I received a question from a reader some time ago regarding an application in which a 380V/50 Hz motor was to be installed in a plant with only a 60 Hz supply. The reader intended to feed the motor with a variable speed drive and wanted to know (1) what the impact on the motor’s operation would be and (2) what the effect of over-speeding the motor would be.
The response:

Since you are planning to use a VFD anyway, there really is no problem running at 60Hz, just make sure your VFD is programmed with the proper V/Hz output for that motor. You didn’t post what your line voltage is so I can’t give you the specifics, but the following is an example.

The motor is designed for 380V 50Hz, so the V/Hz ratio is 380/50 = 7.6V/Hz. If you have 480V available, a 480V VFD will be set up to deliver 460V for the motor at 60Hz, and 460/60 = 7.67V/Hz! Close enough to not worry about the motor’s basic design. So let’s then look at the ramifications:

  • Speed: your 980RPM motor will now spin at 60/50 = 1.2 x 980 = 1176 RPM.
  • Torque: you will get the same torque out of that motor at the higher speed. Torque is what is based on that V/Hz ratio. T = HP x 5250 / RPM, so your torque now is 5 x 5250 / 980 = 26.79 ft-lbs. That will not change as you increase speed and voltage together.
  • Horsepower: Same torque at higher speed gives the following: HP = T x RPM / 5250, so 26.79 x 1176 / 5250 = 6HP at the shaft. Your 50Hz motor was 5HP, at 60Hz it will be 6HP. Power went up by 20% but voltage went up by ~21% too, so current will remain almost the same, therefore no significant heat problem.

If you decide on running the motor above base speed – again assuming you have 480V available – you will not be able to maintain that 7.67 V/Hz ratio past the 460V limit; once you increase your speed above 60Hz, your 6HP cannot increase, so your torque will begin to drop rapidly. At 90Hz, the motor will be spinning 90/50=1.8 x 980RPM = 1764RPM. Remember from above, Tq = HP x 5250/RPM, so now your torque dropped from 26.79 to 6 x 5250/1764 = 17.86 ft-lbs. So to get that extra speed you sacrificed 33% of your torque at the shaft. Only you can decide if that is a workable trade-off.

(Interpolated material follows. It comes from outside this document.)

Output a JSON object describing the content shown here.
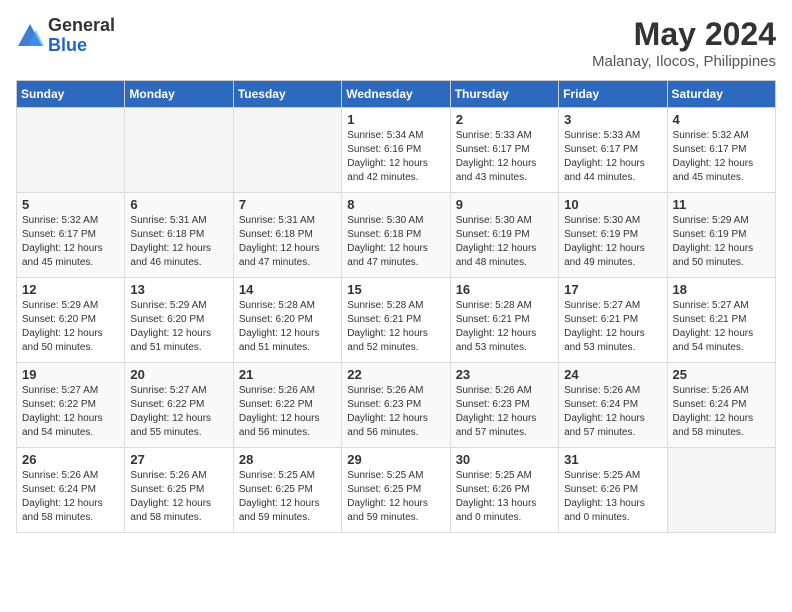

If you have concerns or questions about any of the above, please let us know by visiting our Comments section, or contact us at info@joliettech.com or visit us at joliettech.com and joliettech.com/blog. We’ll be glad to assist. And please join me in a couple of weeks for another column.

As always, thanks for reading –

Jay Baima - Author

Jay Baima
Joliet Technologies